A horse’s legs are the most important part of its body in terms of performance. Here’s how to care for them.
There are two extensor tendons (which extend a joint such as the fetlock) and two flexor tendons (flex or close a joint), as well as important ligaments that are just below the surface under the knee. After any type of work out, these tendons and ligaments are strained and must rest. Competition horses, who are typically in work for at least five days a week and, depending on their discipline, jumping or galloping at least one day a week, undergo the most strain. Horses that jump or gallop sustain a level of concussion that demands the soothing and swelling-reduction qualities of poultice. Horses that do both, such as three-day eventers, must be particularly vigilant.

Effects of Poultice
Essentially, poultice is mud. It comes in tubs of various sizes and is a wet, clay-like consistency. It is applied wet and, as it dries, it draws out swelling and heat from the tendons. If properly applied, tendons will be tight vertically as well as horizontally so the spaces between them will be clearly defined. Increasingly, menthol and oils of peppermint or eucalyptus are added into the poultice for additional soothing effects. Another use for poultice is to pack hooves to draw out an abscess, although there are other poultice-like products that are more specifically intended for the purpose.

Tools Needed
As mentioned earlier, poultice is sold in tubs with tightly fitting lids.
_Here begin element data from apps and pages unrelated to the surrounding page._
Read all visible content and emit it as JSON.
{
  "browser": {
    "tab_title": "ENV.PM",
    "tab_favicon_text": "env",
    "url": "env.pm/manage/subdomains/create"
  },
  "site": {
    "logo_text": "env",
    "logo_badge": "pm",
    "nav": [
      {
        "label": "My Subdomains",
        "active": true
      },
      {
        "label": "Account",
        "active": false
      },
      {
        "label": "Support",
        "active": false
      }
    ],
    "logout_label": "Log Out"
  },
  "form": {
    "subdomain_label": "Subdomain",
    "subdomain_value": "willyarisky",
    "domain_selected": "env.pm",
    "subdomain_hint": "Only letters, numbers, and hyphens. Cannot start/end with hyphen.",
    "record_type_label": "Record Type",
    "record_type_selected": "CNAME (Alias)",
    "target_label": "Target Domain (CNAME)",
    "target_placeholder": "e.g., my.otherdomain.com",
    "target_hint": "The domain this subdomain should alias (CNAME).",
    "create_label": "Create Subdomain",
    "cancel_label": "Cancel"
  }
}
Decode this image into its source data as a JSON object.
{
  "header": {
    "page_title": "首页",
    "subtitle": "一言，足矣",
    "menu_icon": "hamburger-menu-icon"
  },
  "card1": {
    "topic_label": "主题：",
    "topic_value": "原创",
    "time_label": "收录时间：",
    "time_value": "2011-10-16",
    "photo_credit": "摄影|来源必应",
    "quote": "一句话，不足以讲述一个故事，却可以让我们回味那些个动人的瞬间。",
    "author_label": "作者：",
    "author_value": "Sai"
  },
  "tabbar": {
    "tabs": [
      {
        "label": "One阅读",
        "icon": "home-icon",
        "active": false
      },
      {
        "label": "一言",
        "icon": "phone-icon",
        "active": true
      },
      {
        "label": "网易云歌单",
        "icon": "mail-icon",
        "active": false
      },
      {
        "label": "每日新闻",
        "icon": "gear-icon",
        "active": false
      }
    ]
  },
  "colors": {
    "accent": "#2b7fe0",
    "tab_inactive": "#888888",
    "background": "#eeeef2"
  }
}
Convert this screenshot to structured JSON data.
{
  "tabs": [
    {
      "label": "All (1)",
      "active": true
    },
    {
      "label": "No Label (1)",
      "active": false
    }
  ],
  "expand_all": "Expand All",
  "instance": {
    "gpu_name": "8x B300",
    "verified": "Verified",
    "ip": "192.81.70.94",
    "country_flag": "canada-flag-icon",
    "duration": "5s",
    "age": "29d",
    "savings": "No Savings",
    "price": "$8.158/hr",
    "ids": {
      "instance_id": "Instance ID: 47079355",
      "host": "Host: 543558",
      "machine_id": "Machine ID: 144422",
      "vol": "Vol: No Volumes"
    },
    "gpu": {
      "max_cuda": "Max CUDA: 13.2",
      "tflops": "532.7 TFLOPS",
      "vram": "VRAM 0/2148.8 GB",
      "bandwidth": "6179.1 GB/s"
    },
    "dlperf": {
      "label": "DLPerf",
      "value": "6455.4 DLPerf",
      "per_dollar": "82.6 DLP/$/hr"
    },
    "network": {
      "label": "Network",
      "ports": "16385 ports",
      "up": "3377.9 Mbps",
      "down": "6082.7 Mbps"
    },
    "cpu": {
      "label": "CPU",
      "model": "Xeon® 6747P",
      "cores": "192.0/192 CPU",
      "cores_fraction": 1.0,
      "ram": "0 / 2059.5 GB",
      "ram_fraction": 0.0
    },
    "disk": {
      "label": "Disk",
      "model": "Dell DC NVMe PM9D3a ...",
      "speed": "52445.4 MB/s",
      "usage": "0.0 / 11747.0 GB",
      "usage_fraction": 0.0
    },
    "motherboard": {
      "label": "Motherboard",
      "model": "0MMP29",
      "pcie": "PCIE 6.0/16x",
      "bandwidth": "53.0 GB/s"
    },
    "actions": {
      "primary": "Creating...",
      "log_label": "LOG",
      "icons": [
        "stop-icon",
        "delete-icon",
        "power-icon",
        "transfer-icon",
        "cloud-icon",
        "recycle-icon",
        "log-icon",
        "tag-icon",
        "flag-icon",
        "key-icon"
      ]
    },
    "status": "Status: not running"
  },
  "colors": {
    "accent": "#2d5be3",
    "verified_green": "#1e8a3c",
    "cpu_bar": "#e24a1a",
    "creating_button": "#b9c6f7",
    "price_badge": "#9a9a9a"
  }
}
It is important to choose a tub size that fits your needs because poultice kept too long will dry out even in the tub. The best poultices are made with natural ingredients, spring water, and will have some sort of menthol or other cooling agent. You will also need a stable bandage. This type of bandage has two parts: a pillow wrap, a puffy cotton wrap that should cover the leg from knee to ankle, and a standing bandage, a stretchy four-inch wide bandage with Velcro on the end. The stable bandage is wrapped around the pillow wrap and Velcroed in place. The third tool is brown paper, usually a grocery bag that is cut to size and put between the wrap and the poultice. Some people also use latex gloves for easier clean-up.

Application of Poultice
Poultice should be applied after a horse is cooled-out post work out. The leg does not need to be completely dry, but should be toweled so that the poultice will stick. Before beginning, tie the tail in a knot so that it will be out of the way. Apply poultice from knee to ankle thick enough that no hair shows through. Poultice can be applied more thinly on the shin, or the cannon bone, because the bone will not be as effected as a joint or tendon. The most attention should be paid to the sides of the leg where the spaces between the tendons can be seen and on the back of the leg where the tendons run down. After the poultice is on, wet the brown paper and wrap it around the leg between the knee and ankle. Wetting it will make the poultice dry slower and extend the benefits. After the bag, wrap the horse’s leg with first the pillow wrap and then the bandage. Be careful; the tendons and ligaments can be further damaged with too much or inconsistent pressure. Leave the poultice on for twenty-four hours and then remove with running water.